* _Problem details_
Except for the pictures, reproduce the records word for word.

* _Provided entries_
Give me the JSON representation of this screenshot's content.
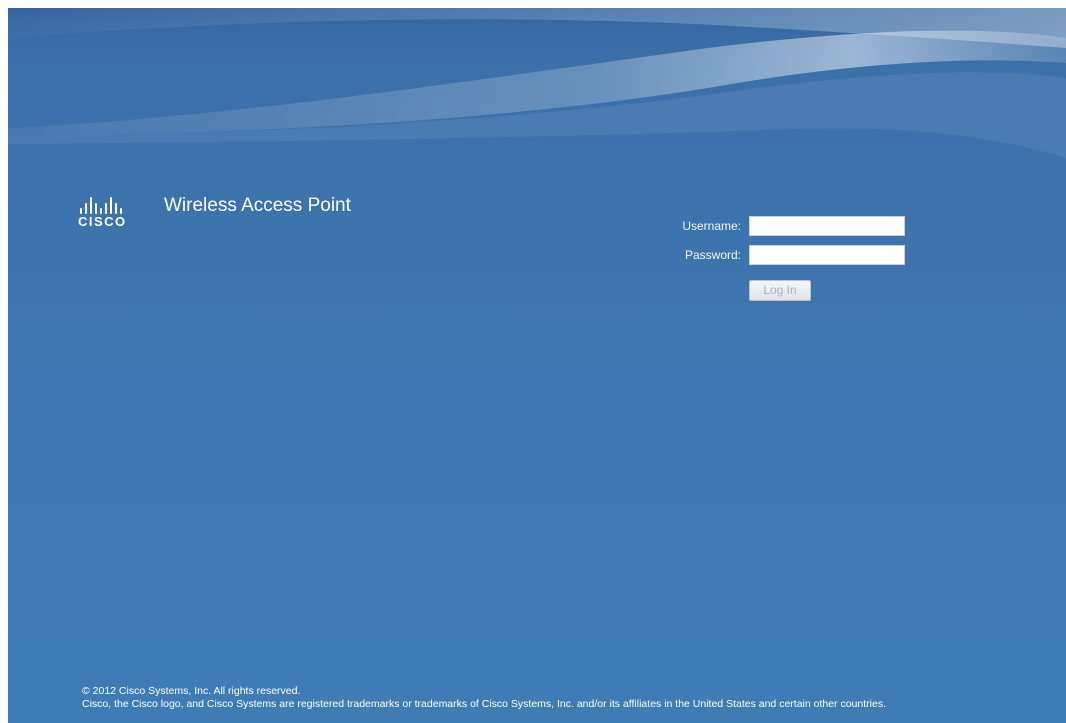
{
  "header": {
    "brand": "CISCO",
    "product_title": "Wireless Access Point"
  },
  "login": {
    "username_label": "Username:",
    "username_value": "",
    "password_label": "Password:",
    "password_value": "",
    "submit_label": "Log In"
  },
  "footer": {
    "copyright": "© 2012 Cisco Systems, Inc. All rights reserved.",
    "trademark": "Cisco, the Cisco logo, and Cisco Systems are registered trademarks or trademarks of Cisco Systems, Inc. and/or its affiliates in the United States and certain other countries."
  },
  "colors": {
    "background": "#3f78b2",
    "text": "#ffffff",
    "button_text_disabled": "#a9b2bc"
  },
  "icons": {
    "logo": "cisco-logo-icon"
  }
}
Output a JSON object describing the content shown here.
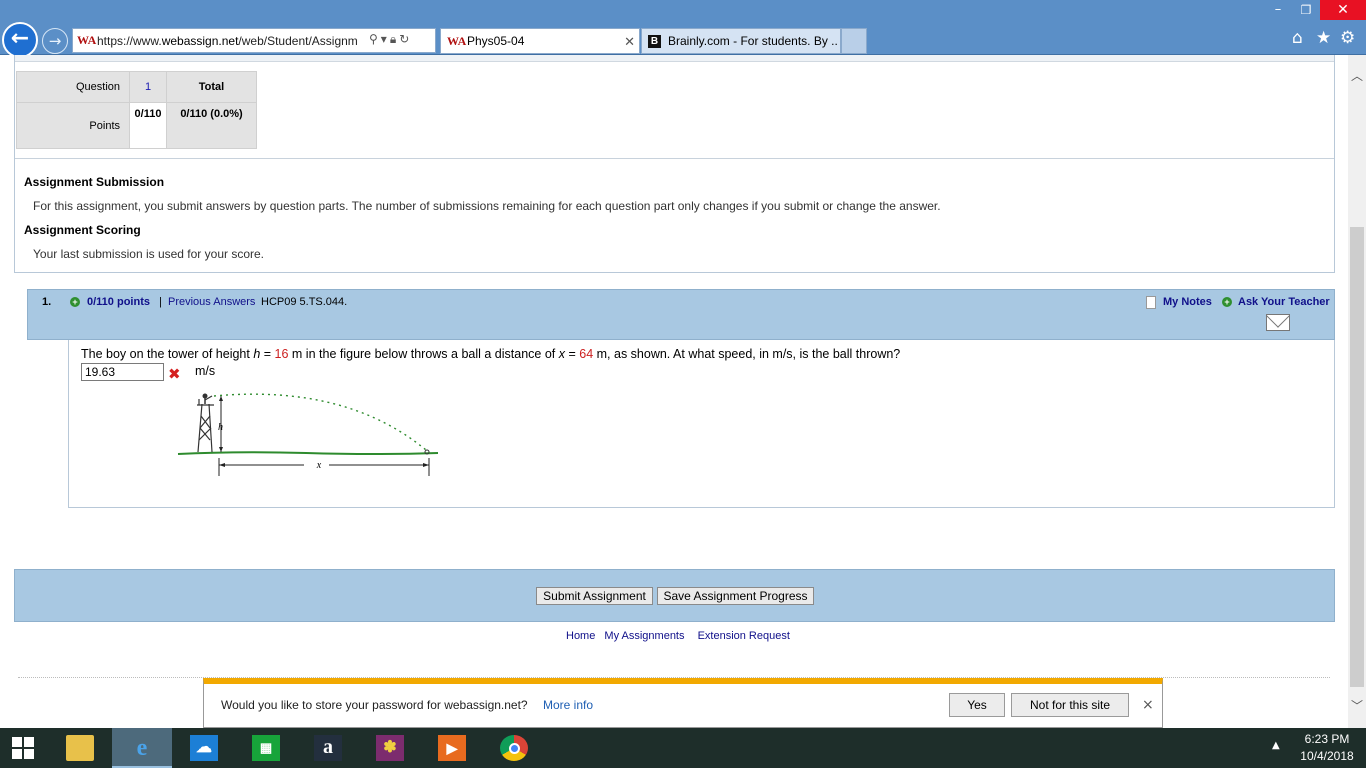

* _Solution to this problem_
Give me the JSON representation of this screenshot's content.
{
  "header": {
    "brand": "CISCO",
    "product_title": "Wireless Access Point"
  },
  "login": {
    "username_label": "Username:",
    "username_value": "",
    "password_label": "Password:",
    "password_value": "",
    "submit_label": "Log In"
  },
  "footer": {
    "copyright": "© 2012 Cisco Systems, Inc. All rights reserved.",
    "trademark": "Cisco, the Cisco logo, and Cisco Systems are registered trademarks or trademarks of Cisco Systems, Inc. and/or its affiliates in the United States and certain other countries."
  },
  "colors": {
    "background": "#3f78b2",
    "text": "#ffffff",
    "button_text_disabled": "#a9b2bc"
  },
  "icons": {
    "logo": "cisco-logo-icon"
  }
}
Output a JSON object describing the content shown here.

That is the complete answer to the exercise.